What he has forgotten, however, is that parrots only talk to us if we talk to them, patiently, and often. They are mimics, not conversationalists. Since the old woman does not want this substitute child, the bird learns nothing, other than to repeat the mother’s one verbal tic – the words “in fact”, which she hears as “infect”. As the poem progresses, we realise that the woman is suffering from dementia – she hides unpaid bills in the freezer, she buries picture frames in the garden – but when she dies, it is a sudden stroke that takes her, leaving the son to drive the parrot back to his house.
All the way home, though it still does not speak, the bird makes a regular sound that is “not a word”, but a ringtone: the sound of him “calling her again and again/the sound of her not answering”.
“Of the Parrat and Other Birds That Can Speake” (the title comes from Pliny the Elder) is a touching poem about human loneliness – but it also says something about the condition of the birds we imprison for their song, for their bright plumage or their gift of mimicry. In the wild, what is most striking about birds of the parrot family (which includes macaws, parakeets and cockatoos) is how gregarious they are. Monk parakeets build large communal nests, with a chamber for each breeding pair, while cockatiels and budgerigars travel together in vast, noisy flocks. Contrast this with a parrot in a cage and it becomes clear how painful such isolation must be.
Nowhere is this loneliness better captured than in Edward Lear’s wonderfully individual portrait of a red-capped parakeet, from his monograph on the parrot family from the early 1830s – a high point in the history of bird illustration, made when he was just 18.
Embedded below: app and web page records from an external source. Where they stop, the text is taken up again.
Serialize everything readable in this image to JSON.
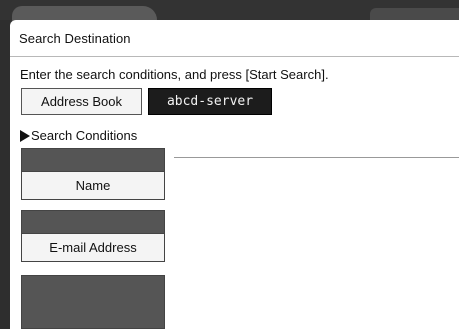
{
  "window": {
    "title": "Search Destination"
  },
  "instruction": "Enter the search conditions, and press [Start Search].",
  "sources": {
    "address_book_label": "Address Book",
    "server_label": "abcd-server",
    "selected": "abcd-server"
  },
  "search_conditions": {
    "heading": "Search Conditions",
    "fields": [
      {
        "label": "Name",
        "value": ""
      },
      {
        "label": "E-mail Address",
        "value": ""
      }
    ]
  },
  "colors": {
    "selected_button_bg": "#1c1c1c",
    "field_value_bg": "#555555",
    "screen_bg": "#ffffff"
  }
}
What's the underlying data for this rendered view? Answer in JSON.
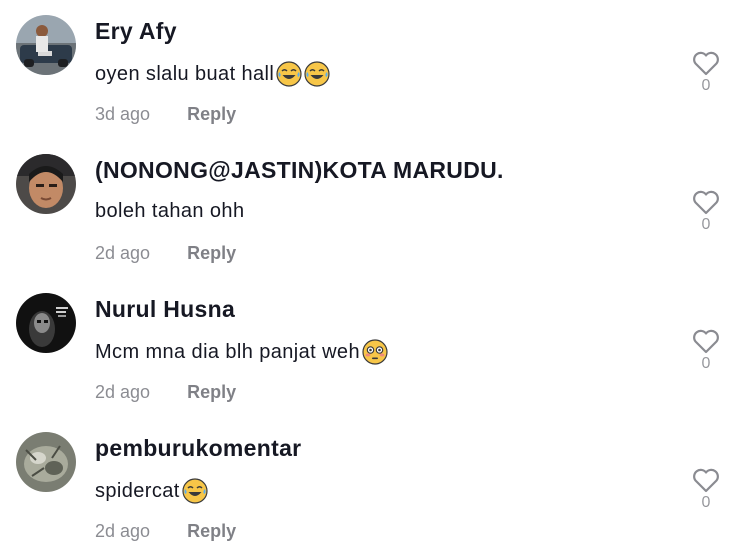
{
  "comments": [
    {
      "username": "Ery Afy",
      "text": "oyen slalu buat hall",
      "emojis": [
        "tears-of-joy",
        "tears-of-joy"
      ],
      "time": "3d ago",
      "reply_label": "Reply",
      "likes": "0"
    },
    {
      "username": "(NONONG@JASTIN)KOTA MARUDU.",
      "text": "boleh tahan ohh",
      "emojis": [],
      "time": "2d ago",
      "reply_label": "Reply",
      "likes": "0"
    },
    {
      "username": "Nurul Husna",
      "text": "Mcm mna dia blh panjat weh ",
      "emojis": [
        "flushed-face"
      ],
      "time": "2d ago",
      "reply_label": "Reply",
      "likes": "0"
    },
    {
      "username": "pemburukomentar",
      "text": "spidercat ",
      "emojis": [
        "tears-of-joy"
      ],
      "time": "2d ago",
      "reply_label": "Reply",
      "likes": "0"
    }
  ],
  "colors": {
    "text_primary": "#161823",
    "text_secondary": "#8a8b91",
    "emoji_yellow": "#f7c648"
  }
}
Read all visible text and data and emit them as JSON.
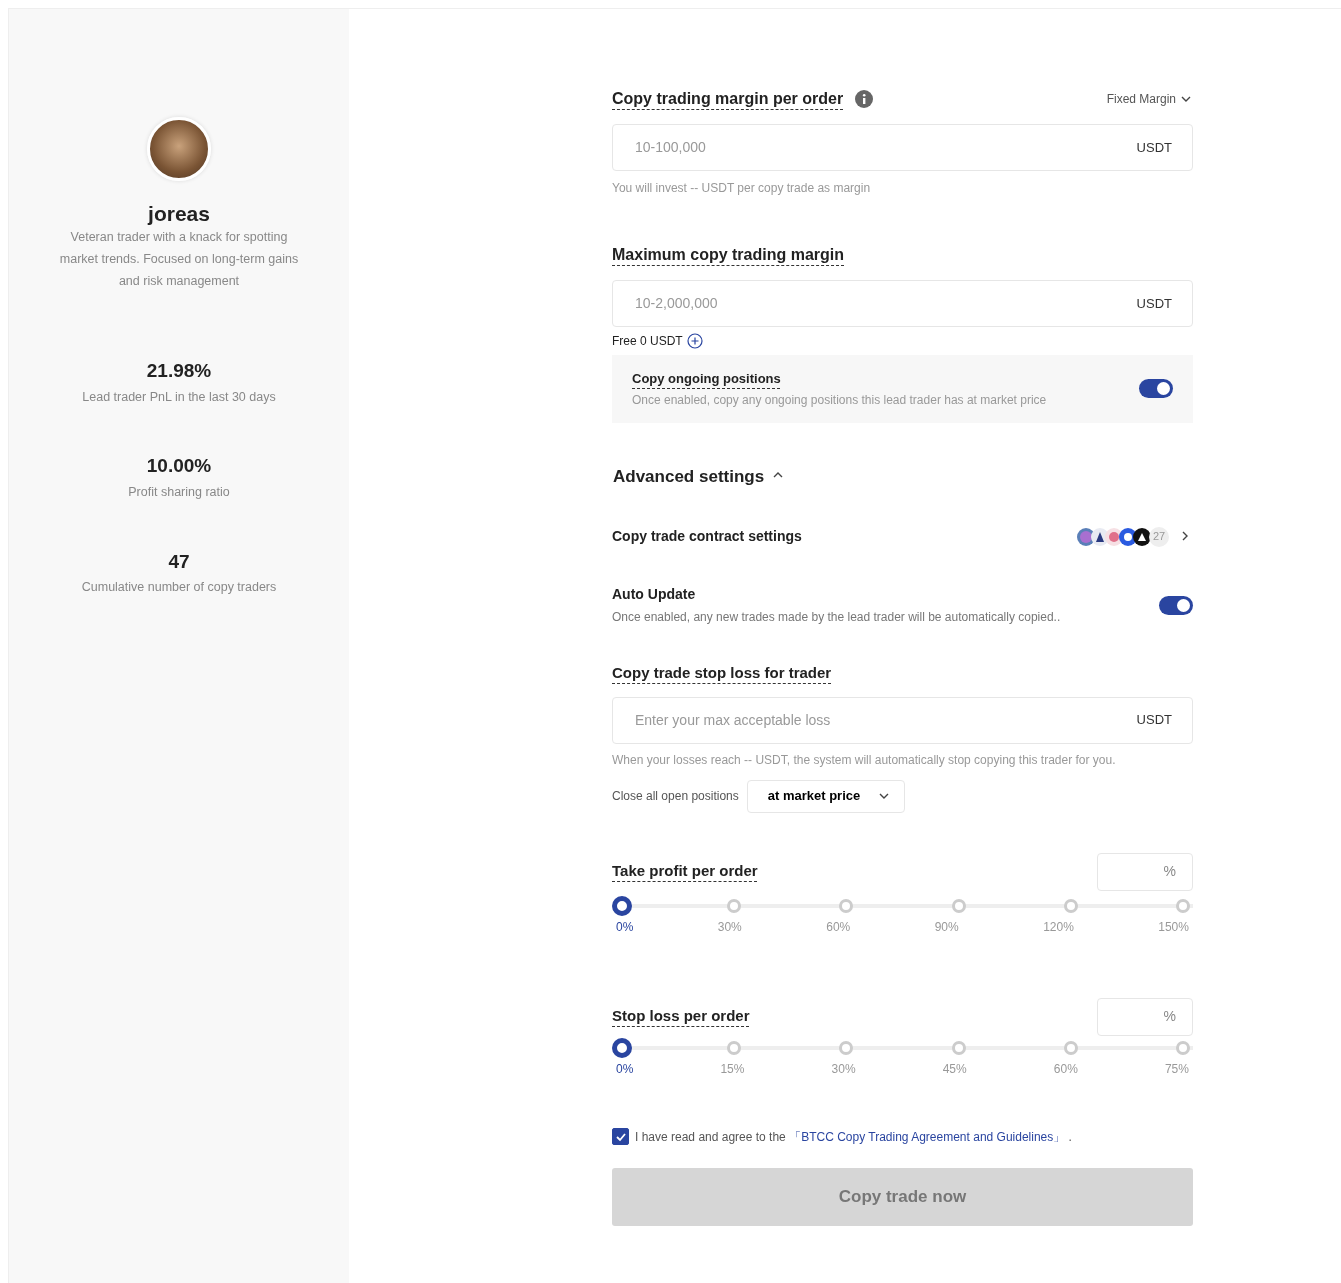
{
  "trader": {
    "name": "joreas",
    "bio": "Veteran trader with a knack for spotting market trends. Focused on long-term gains and risk management",
    "stats": [
      {
        "value": "21.98%",
        "label": "Lead trader PnL in the last 30 days"
      },
      {
        "value": "10.00%",
        "label": "Profit sharing ratio"
      },
      {
        "value": "47",
        "label": "Cumulative number of copy traders"
      }
    ]
  },
  "margin_per_order": {
    "title": "Copy trading margin per order",
    "mode": "Fixed Margin",
    "placeholder": "10-100,000",
    "unit": "USDT",
    "hint": "You will invest -- USDT per copy trade as margin"
  },
  "max_margin": {
    "title": "Maximum copy trading margin",
    "placeholder": "10-2,000,000",
    "unit": "USDT",
    "free": "Free 0 USDT"
  },
  "copy_ongoing": {
    "title": "Copy ongoing positions",
    "description": "Once enabled, copy any ongoing positions this lead trader has at market price",
    "on": true
  },
  "advanced": {
    "title": "Advanced settings",
    "expanded": true,
    "contract_settings": {
      "title": "Copy trade contract settings",
      "count": "27"
    },
    "auto_update": {
      "title": "Auto Update",
      "description": "Once enabled, any new trades made by the lead trader will be automatically copied..",
      "on": true
    },
    "stop_loss_trader": {
      "title": "Copy trade stop loss for trader",
      "placeholder": "Enter your max acceptable loss",
      "unit": "USDT",
      "hint": "When your losses reach -- USDT, the system will automatically stop copying this trader for you.",
      "close_label": "Close all open positions",
      "close_mode": "at market price"
    },
    "sliders": [
      {
        "title": "Take profit per order",
        "unit": "%",
        "level": 0,
        "marks": [
          "0%",
          "30%",
          "60%",
          "90%",
          "120%",
          "150%"
        ]
      },
      {
        "title": "Stop loss per order",
        "unit": "%",
        "level": 0,
        "marks": [
          "0%",
          "15%",
          "30%",
          "45%",
          "60%",
          "75%"
        ]
      }
    ]
  },
  "agreement": {
    "checked": true,
    "text": "I have read and agree to the",
    "link": "「BTCC Copy Trading Agreement and Guidelines」",
    "end": "."
  },
  "submit": {
    "label": "Copy trade now",
    "disabled": true
  }
}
As was customary with his work, there is no background in the picture, just a bare sketch of the branch on which the bird perches, making it seem even more isolated – and I do not think it too fanciful to see this image as the surrogate self-portrait of a melancholic soul, a boy haunted by his father’s public disgrace and imprisonment in a debtors’ prison, a brilliant artist who had many admirers but few real friends.
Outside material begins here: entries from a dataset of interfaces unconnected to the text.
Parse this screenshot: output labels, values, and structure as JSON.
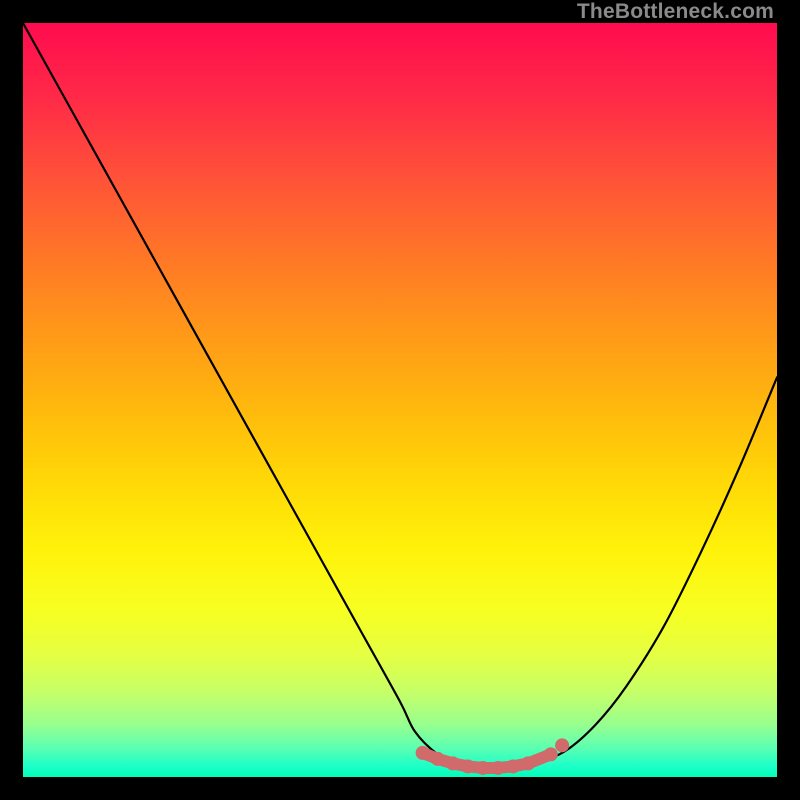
{
  "watermark": "TheBottleneck.com",
  "chart_data": {
    "type": "line",
    "title": "",
    "xlabel": "",
    "ylabel": "",
    "xlim": [
      0,
      100
    ],
    "ylim": [
      0,
      100
    ],
    "grid": false,
    "legend": false,
    "line_color": "#000000",
    "marker_color": "#d16a6a",
    "gradient_background": [
      "#ff0b4f",
      "#ff951a",
      "#fff20a",
      "#00ffb9"
    ],
    "series": [
      {
        "name": "bottleneck-curve",
        "x": [
          0,
          5,
          10,
          15,
          20,
          25,
          30,
          35,
          40,
          45,
          50,
          52,
          55,
          58,
          60,
          63,
          65,
          68,
          72,
          76,
          80,
          85,
          90,
          95,
          100
        ],
        "y": [
          100,
          91,
          82,
          73,
          64,
          55,
          46,
          37,
          28,
          19,
          10,
          6,
          3,
          1.5,
          1,
          1,
          1.2,
          1.8,
          3.5,
          7,
          12,
          20,
          30,
          41,
          53
        ]
      }
    ],
    "markers": {
      "name": "highlight-points",
      "x": [
        53,
        55,
        57,
        59,
        61,
        63,
        65,
        67,
        70
      ],
      "y": [
        3.2,
        2.4,
        1.8,
        1.4,
        1.2,
        1.2,
        1.4,
        1.8,
        3.0
      ]
    }
  }
}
Later, plagued by eye problems, Lear was obliged to abandon the detailed work of bird illustration, moving to Italy to become a landscape artist and concocting the nonsense verse for which he is best known. Yet his first love was birds, and it is clear that he felt a kinship with his parrots, remarking in 1831: “For the last 12 months, I have so moved – thought – looked at – and existed among parrots – that should any transmigration take place at my decease, I am sure my soul would be uncomfortable in anything but one of the Psittacidae.”
I hope, should transmigration be part of the natural round, that Lear ended up as he predicted, among the parrots he so loved. I hope he woke in his new suit of feathers in a distant rainforest, or in a loud, happy nest of monk parakeets, beyond the reach of human nets and traps. I would wish for him the company of his peers, sailing through the high canopy, calling back and forth to one another, living according to their true nature. Free.
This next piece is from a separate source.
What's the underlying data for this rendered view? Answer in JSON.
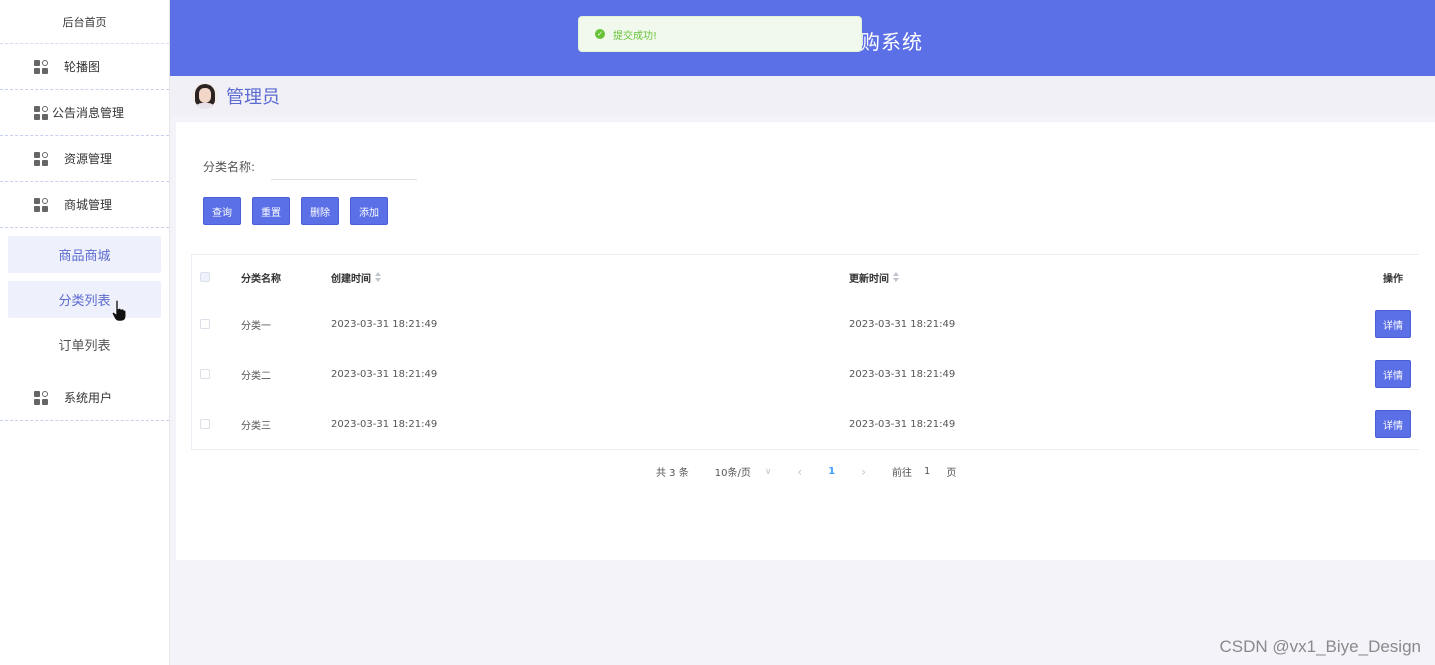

This article appears in the 21 Feb 2018 issue of the New Statesman, Sunni vs Shia